(Stored records)
┄┄┄┄┄┄

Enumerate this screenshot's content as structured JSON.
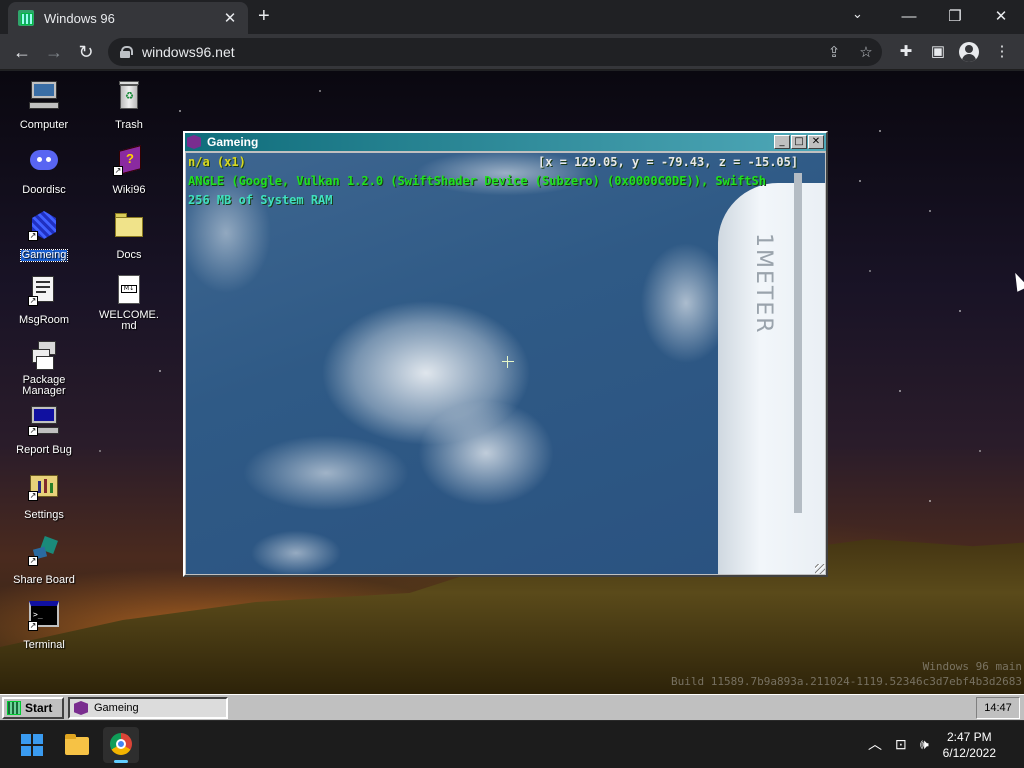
{
  "browser": {
    "tab_title": "Windows 96",
    "tab_close": "✕",
    "new_tab": "+",
    "url": "windows96.net",
    "controls": {
      "dropdown": "⌄",
      "minimize": "—",
      "restore": "❐",
      "close": "✕"
    }
  },
  "desktop": {
    "icons": [
      {
        "label": "Computer",
        "icon": "computer-icon"
      },
      {
        "label": "Trash",
        "icon": "trash-icon"
      },
      {
        "label": "Doordisc",
        "icon": "discord-icon"
      },
      {
        "label": "Wiki96",
        "icon": "book-icon"
      },
      {
        "label": "Gameing",
        "icon": "cube-icon",
        "selected": true
      },
      {
        "label": "Docs",
        "icon": "folder-icon"
      },
      {
        "label": "MsgRoom",
        "icon": "chat-icon"
      },
      {
        "label": "WELCOME.md",
        "icon": "markdown-file-icon"
      },
      {
        "label": "Package Manager",
        "icon": "package-icon"
      },
      {
        "label": "Report Bug",
        "icon": "bug-report-icon"
      },
      {
        "label": "Settings",
        "icon": "settings-icon"
      },
      {
        "label": "Share Board",
        "icon": "share-board-icon"
      },
      {
        "label": "Terminal",
        "icon": "terminal-icon"
      }
    ]
  },
  "window": {
    "title": "Gameing",
    "hud": {
      "version": "n/a (x1)",
      "coords": "[x = 129.05, y = -79.43, z = -15.05]",
      "renderer": "ANGLE (Google, Vulkan 1.2.0 (SwiftShader Device (Subzero) (0x0000C0DE)), SwiftSh",
      "memory": "256 MB of System RAM"
    },
    "scene_sign": "1METER"
  },
  "watermark": {
    "line1": "Windows 96 main",
    "line2": "Build 11589.7b9a893a.211024-1119.52346c3d7ebf4b3d2683"
  },
  "w96_taskbar": {
    "start_label": "Start",
    "task_label": "Gameing",
    "clock": "14:47"
  },
  "win_taskbar": {
    "time": "2:47 PM",
    "date": "6/12/2022"
  },
  "colors": {
    "hud_yellow": "#d8d820",
    "hud_green": "#20e020",
    "hud_cyan": "#40e0c0",
    "titlebar": "#0f6d7b",
    "selection": "#1a5fd0"
  }
}
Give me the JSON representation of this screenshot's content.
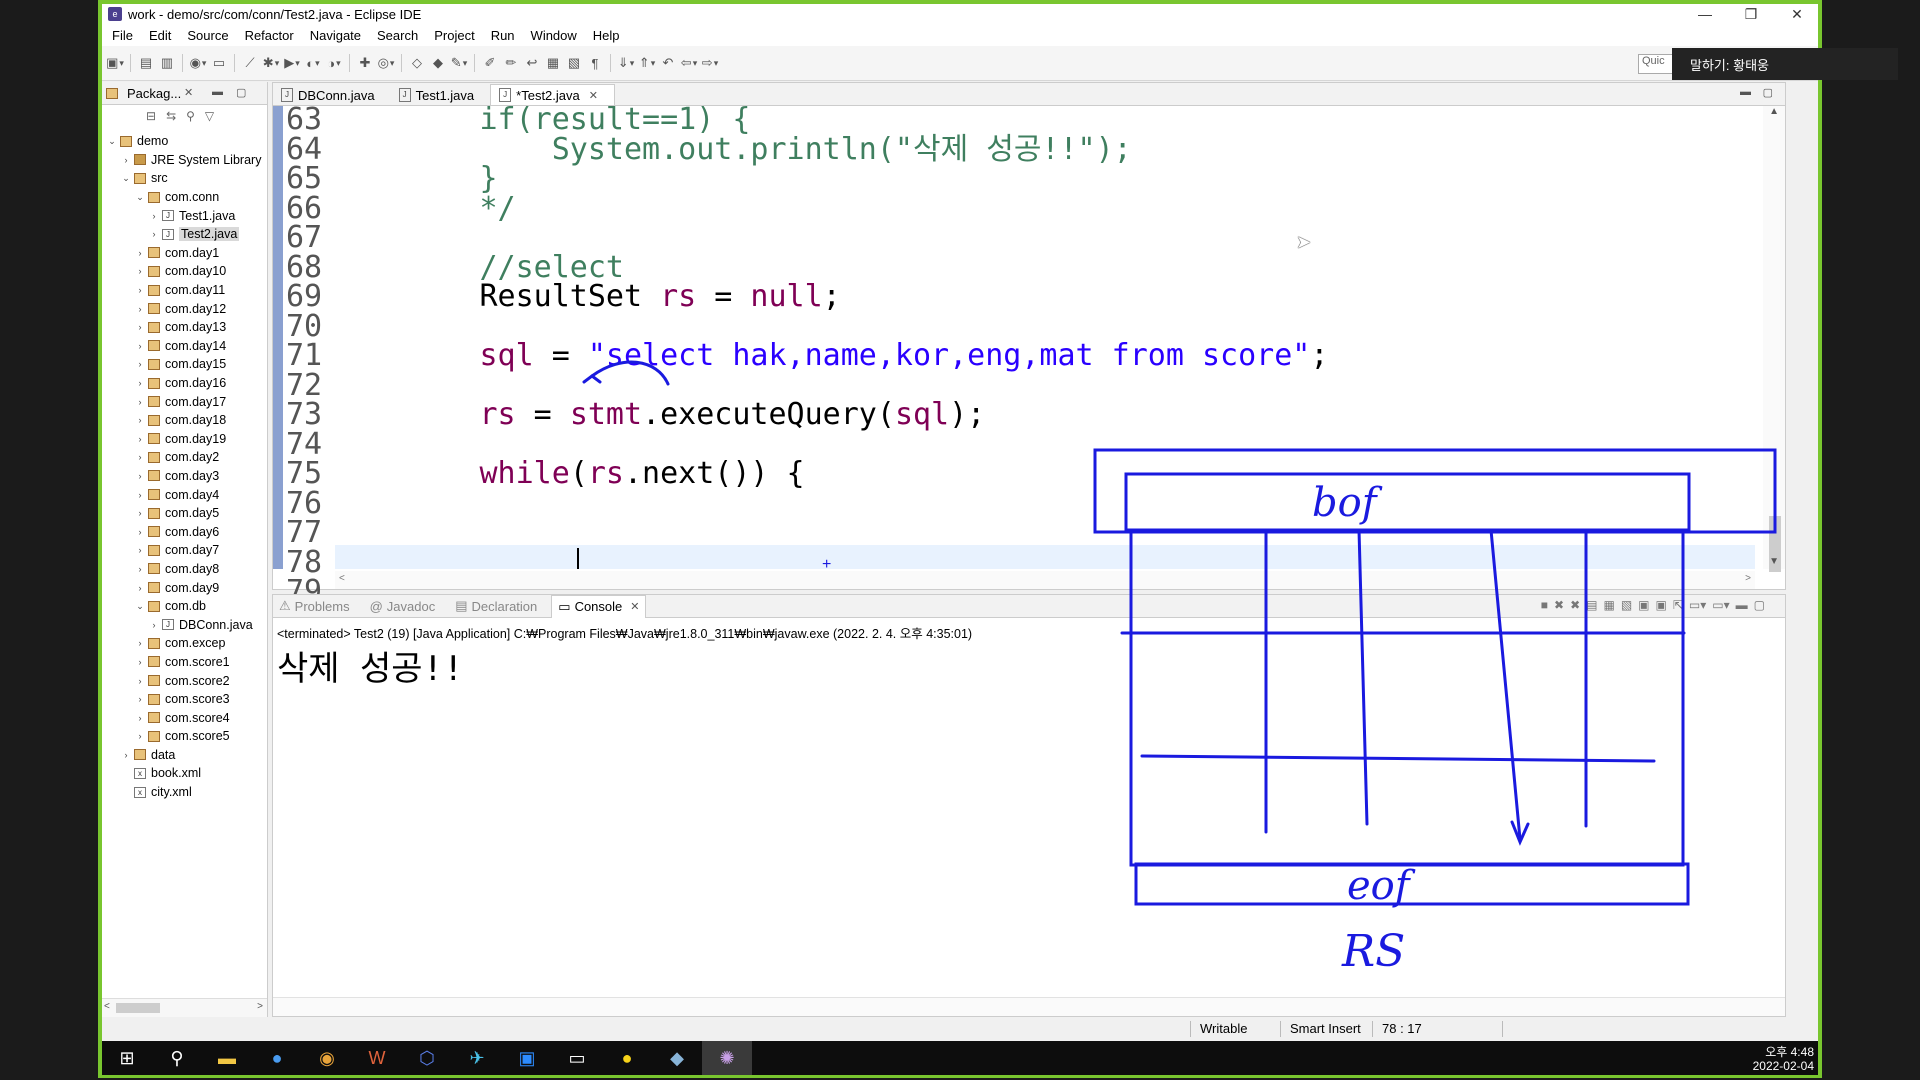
{
  "window": {
    "title": "work - demo/src/com/conn/Test2.java - Eclipse IDE",
    "controls": [
      "—",
      "❐",
      "✕"
    ]
  },
  "menu": [
    "File",
    "Edit",
    "Source",
    "Refactor",
    "Navigate",
    "Search",
    "Project",
    "Run",
    "Window",
    "Help"
  ],
  "quick_access": "Quic",
  "speaker": "말하기: 황태웅",
  "package_explorer": {
    "tab": "Packag...",
    "tree": [
      {
        "label": "demo",
        "depth": 0,
        "twisty": "v",
        "icon": "project-icon"
      },
      {
        "label": "JRE System Library",
        "depth": 1,
        "twisty": ">",
        "icon": "library-icon"
      },
      {
        "label": "src",
        "depth": 1,
        "twisty": "v",
        "icon": "source-folder-icon"
      },
      {
        "label": "com.conn",
        "depth": 2,
        "twisty": "v",
        "icon": "package-icon"
      },
      {
        "label": "Test1.java",
        "depth": 3,
        "twisty": ">",
        "icon": "java-file-icon"
      },
      {
        "label": "Test2.java",
        "depth": 3,
        "twisty": ">",
        "icon": "java-file-icon",
        "selected": true
      },
      {
        "label": "com.day1",
        "depth": 2,
        "twisty": ">",
        "icon": "package-icon"
      },
      {
        "label": "com.day10",
        "depth": 2,
        "twisty": ">",
        "icon": "package-icon"
      },
      {
        "label": "com.day11",
        "depth": 2,
        "twisty": ">",
        "icon": "package-icon"
      },
      {
        "label": "com.day12",
        "depth": 2,
        "twisty": ">",
        "icon": "package-icon"
      },
      {
        "label": "com.day13",
        "depth": 2,
        "twisty": ">",
        "icon": "package-icon"
      },
      {
        "label": "com.day14",
        "depth": 2,
        "twisty": ">",
        "icon": "package-icon"
      },
      {
        "label": "com.day15",
        "depth": 2,
        "twisty": ">",
        "icon": "package-icon"
      },
      {
        "label": "com.day16",
        "depth": 2,
        "twisty": ">",
        "icon": "package-icon"
      },
      {
        "label": "com.day17",
        "depth": 2,
        "twisty": ">",
        "icon": "package-icon"
      },
      {
        "label": "com.day18",
        "depth": 2,
        "twisty": ">",
        "icon": "package-icon"
      },
      {
        "label": "com.day19",
        "depth": 2,
        "twisty": ">",
        "icon": "package-icon"
      },
      {
        "label": "com.day2",
        "depth": 2,
        "twisty": ">",
        "icon": "package-icon"
      },
      {
        "label": "com.day3",
        "depth": 2,
        "twisty": ">",
        "icon": "package-icon"
      },
      {
        "label": "com.day4",
        "depth": 2,
        "twisty": ">",
        "icon": "package-icon"
      },
      {
        "label": "com.day5",
        "depth": 2,
        "twisty": ">",
        "icon": "package-icon"
      },
      {
        "label": "com.day6",
        "depth": 2,
        "twisty": ">",
        "icon": "package-icon"
      },
      {
        "label": "com.day7",
        "depth": 2,
        "twisty": ">",
        "icon": "package-icon"
      },
      {
        "label": "com.day8",
        "depth": 2,
        "twisty": ">",
        "icon": "package-icon"
      },
      {
        "label": "com.day9",
        "depth": 2,
        "twisty": ">",
        "icon": "package-icon"
      },
      {
        "label": "com.db",
        "depth": 2,
        "twisty": "v",
        "icon": "package-icon"
      },
      {
        "label": "DBConn.java",
        "depth": 3,
        "twisty": ">",
        "icon": "java-file-icon"
      },
      {
        "label": "com.excep",
        "depth": 2,
        "twisty": ">",
        "icon": "package-icon"
      },
      {
        "label": "com.score1",
        "depth": 2,
        "twisty": ">",
        "icon": "package-icon"
      },
      {
        "label": "com.score2",
        "depth": 2,
        "twisty": ">",
        "icon": "package-icon"
      },
      {
        "label": "com.score3",
        "depth": 2,
        "twisty": ">",
        "icon": "package-icon"
      },
      {
        "label": "com.score4",
        "depth": 2,
        "twisty": ">",
        "icon": "package-icon"
      },
      {
        "label": "com.score5",
        "depth": 2,
        "twisty": ">",
        "icon": "package-icon"
      },
      {
        "label": "data",
        "depth": 1,
        "twisty": ">",
        "icon": "folder-icon"
      },
      {
        "label": "book.xml",
        "depth": 1,
        "twisty": "",
        "icon": "xml-file-icon"
      },
      {
        "label": "city.xml",
        "depth": 1,
        "twisty": "",
        "icon": "xml-file-icon"
      }
    ]
  },
  "editor": {
    "tabs": [
      {
        "label": "DBConn.java",
        "active": false
      },
      {
        "label": "Test1.java",
        "active": false
      },
      {
        "label": "*Test2.java",
        "active": true
      }
    ],
    "lines": [
      {
        "num": "63",
        "segments": [
          {
            "t": "        if(result==1) {",
            "c": "kwline"
          }
        ]
      },
      {
        "num": "64",
        "segments": [
          {
            "t": "            System.out.println(\"삭제 성공!!\");",
            "c": "cmt"
          }
        ]
      },
      {
        "num": "65",
        "segments": [
          {
            "t": "        }",
            "c": "cmt"
          }
        ]
      },
      {
        "num": "66",
        "segments": [
          {
            "t": "        */",
            "c": "cmt"
          }
        ]
      },
      {
        "num": "67",
        "segments": [
          {
            "t": "",
            "c": ""
          }
        ]
      },
      {
        "num": "68",
        "segments": [
          {
            "t": "        //select",
            "c": "cmt"
          }
        ]
      },
      {
        "num": "69",
        "segments": [
          {
            "t": "        ResultSet ",
            "c": ""
          },
          {
            "t": "rs",
            "c": "kw"
          },
          {
            "t": " = ",
            "c": ""
          },
          {
            "t": "null",
            "c": "kw"
          },
          {
            "t": ";",
            "c": ""
          }
        ]
      },
      {
        "num": "70",
        "segments": [
          {
            "t": "",
            "c": ""
          }
        ]
      },
      {
        "num": "71",
        "segments": [
          {
            "t": "        ",
            "c": ""
          },
          {
            "t": "sql",
            "c": "kw"
          },
          {
            "t": " = ",
            "c": ""
          },
          {
            "t": "\"select hak,name,kor,eng,mat from score\"",
            "c": "str"
          },
          {
            "t": ";",
            "c": ""
          }
        ]
      },
      {
        "num": "72",
        "segments": [
          {
            "t": "",
            "c": ""
          }
        ]
      },
      {
        "num": "73",
        "segments": [
          {
            "t": "        ",
            "c": ""
          },
          {
            "t": "rs",
            "c": "kw"
          },
          {
            "t": " = ",
            "c": ""
          },
          {
            "t": "stmt",
            "c": "kw"
          },
          {
            "t": ".executeQuery(",
            "c": ""
          },
          {
            "t": "sql",
            "c": "kw"
          },
          {
            "t": ");",
            "c": ""
          }
        ]
      },
      {
        "num": "74",
        "segments": [
          {
            "t": "",
            "c": ""
          }
        ]
      },
      {
        "num": "75",
        "segments": [
          {
            "t": "        ",
            "c": ""
          },
          {
            "t": "while",
            "c": "kw"
          },
          {
            "t": "(",
            "c": ""
          },
          {
            "t": "rs",
            "c": "kw"
          },
          {
            "t": ".next()) {",
            "c": ""
          }
        ]
      },
      {
        "num": "76",
        "segments": [
          {
            "t": "",
            "c": ""
          }
        ]
      },
      {
        "num": "77",
        "segments": [
          {
            "t": "",
            "c": ""
          }
        ]
      },
      {
        "num": "78",
        "segments": [
          {
            "t": "",
            "c": ""
          }
        ],
        "current": true
      },
      {
        "num": "79",
        "segments": [
          {
            "t": "        }",
            "c": ""
          }
        ]
      }
    ]
  },
  "console": {
    "tabs": [
      {
        "label": "Problems",
        "icon": "problems-icon",
        "active": false
      },
      {
        "label": "Javadoc",
        "icon": "javadoc-icon",
        "active": false
      },
      {
        "label": "Declaration",
        "icon": "declaration-icon",
        "active": false
      },
      {
        "label": "Console",
        "icon": "console-icon",
        "active": true
      }
    ],
    "terminated": "<terminated> Test2 (19) [Java Application] C:₩Program Files₩Java₩jre1.8.0_311₩bin₩javaw.exe (2022. 2. 4. 오후 4:35:01)",
    "output": "삭제 성공!!"
  },
  "status": {
    "writable": "Writable",
    "insert_mode": "Smart Insert",
    "position": "78 : 17"
  },
  "annotations": {
    "bof": "bof",
    "eof": "eof",
    "rs": "RS"
  },
  "taskbar": {
    "time": "오후 4:48",
    "date": "2022-02-04",
    "apps": [
      "start-icon",
      "search-icon",
      "file-explorer-icon",
      "app-icon",
      "chrome-icon",
      "app-icon",
      "app-icon",
      "app-icon",
      "zoom-icon",
      "terminal-icon",
      "kakao-icon",
      "app-icon",
      "eclipse-icon"
    ]
  },
  "colors": {
    "keyword": "#7f0055",
    "string": "#2a00ff",
    "comment": "#3f7f5f",
    "ink": "#1a1adf",
    "frame": "#79c62f"
  }
}
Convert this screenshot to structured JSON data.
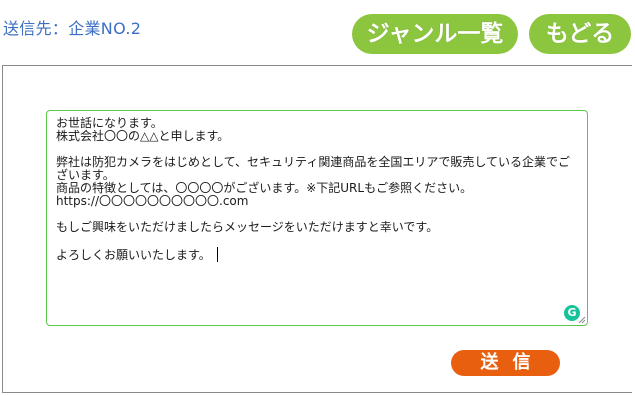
{
  "header": {
    "recipient_text": "送信先：企業NO.2",
    "genre_list_label": "ジャンル一覧",
    "back_label": "もどる"
  },
  "message": {
    "lines": [
      "お世話になります。",
      "株式会社〇〇の△△と申します。",
      "",
      "弊社は防犯カメラをはじめとして、セキュリティ関連商品を全国エリアで販売している企業でご",
      "ざいます。",
      "商品の特徴としては、〇〇〇〇がございます。※下記URLもご参照ください。",
      "https://〇〇〇〇〇〇〇〇〇〇.com",
      "",
      "もしご興味をいただけましたらメッセージをいただけますと幸いです。",
      "",
      "よろしくお願いいたします。"
    ],
    "assistant_icon": "grammarly-icon",
    "assistant_glyph": "G"
  },
  "actions": {
    "send_label": "送信"
  },
  "colors": {
    "recipient_text": "#3d6fc4",
    "nav_button": "#8cc63f",
    "send_button": "#e8600f",
    "textarea_border": "#5cc84a"
  }
}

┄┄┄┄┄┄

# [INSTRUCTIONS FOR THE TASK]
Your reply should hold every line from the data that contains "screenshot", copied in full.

# [EXERCISE SOLUTION]
Enumerate this screenshot's content as structured JSON.
Give me the JSON representation of this screenshot's content.
Convert this screenshot to structured JSON data.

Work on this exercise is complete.